Instead of fighting his own head and vertigo symptoms, Frazier is now fighting for a spot on the Opening Day roster.
The Cubs have a crowded outfield picture but Frazier has a few things working in his favor.
For starters, there’s the impossibly quick bat speed, which was on full display in Wednesday’s Spring Training game at Sloan Park:
RT if you love home runs. pic.twitter.com/DcjNBYIMJH— Marquee Sports Network (@WatchMarquee) March 30, 2022
With that homer, Frazier’s 2022 Cactus League batting line now reads: .316/.458/.579 in 19 at-bats.
“Clint’s played great,” Ross said. “The eye at the plate has really stood out to me. He knows the strike zone, commands it really well, willing to take his walks. Dealing with some adversity and you see the signs of a player that you’ve heard so much about.
“He’s had a great spring. Good defensively — better than I thought he was going to be. A really, really good knack for using the whole field.”
Then there’s the age (27) and the fact that Frazier is under team control for three more seasons. As the Cubs look to fill out the long-term roster picture, Frazier could certainly factor into that equation as he enters his prime.
There’s also the track record. In addition to the prospect hype, Frazier has had success at the big-league level before.
Before his struggles last season, he posted an .845 OPS (.267/.347/.497 slash line) in 108 games between the 2019-20 seasons in New York. He also hit 20 homers and 20 doubles in 406 plate appearances during that stretch.
The Cubs are hoping Frazier can get back to that form.
“When you go somewhere else and you’ve got something to prove and you feel like you fit in really fast, it’s always welcoming and that makes you feel really good as a player,” Ross said. “That’s the environment we’re trying to create for everybody.
“We want everybody to feel comfortable in being able to be themselves. I feel like that’s the best version we’re gonna get from each player if we can let them be themselves.”
In addition to how the organization has welcomed him so far, Frazier also felt like Wrigley Field and the history of the Cubs franchise was alluring.
His fiancé, Kaylee, played soccer at Loyola for four years — including 2016. So at the field, he can talk to holdovers from that World Series-winning team at the Cubs complex and at home, he has a person close to him who can speak to the intensity and passion that surrounds this organization.

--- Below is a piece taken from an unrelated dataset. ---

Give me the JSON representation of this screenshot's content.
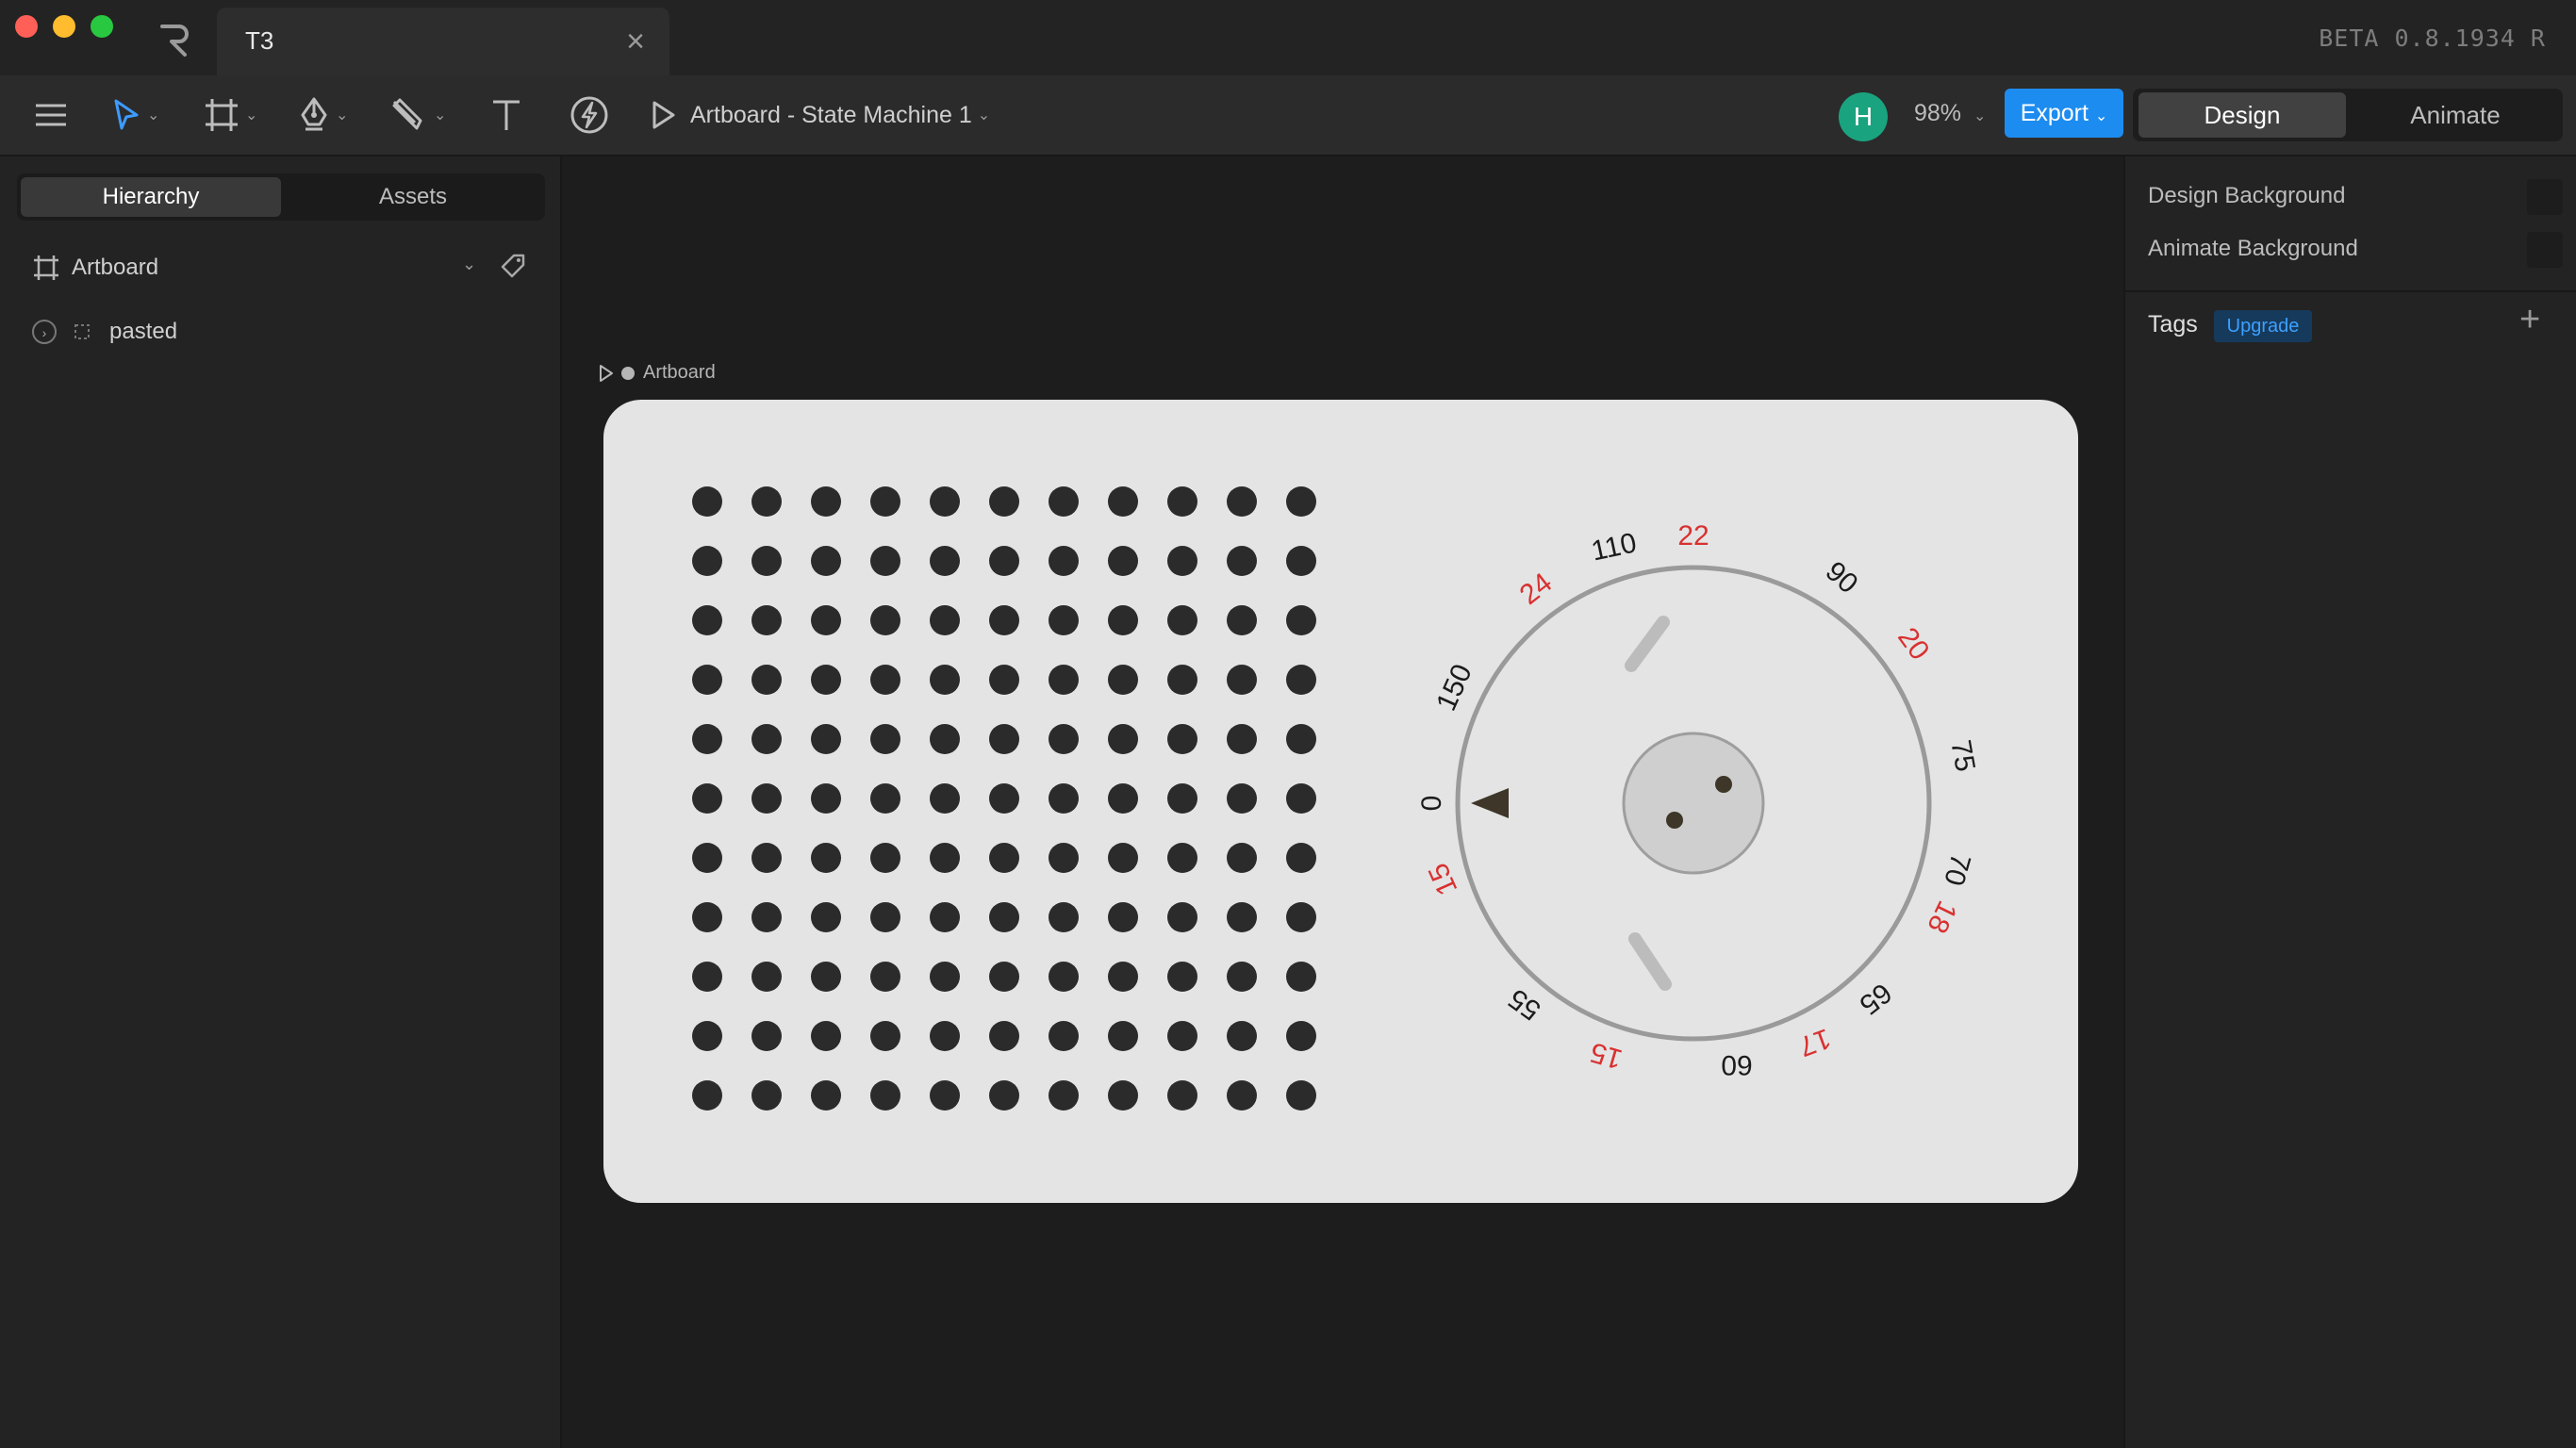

“I’m excited to get a new environment to be in — one that I hope accepts me for who I am and one that wants me to be there,” Frazier said. “The fans, I know they’re electric. … I’m excited to get out there and see if I can hit one out of that stadium.”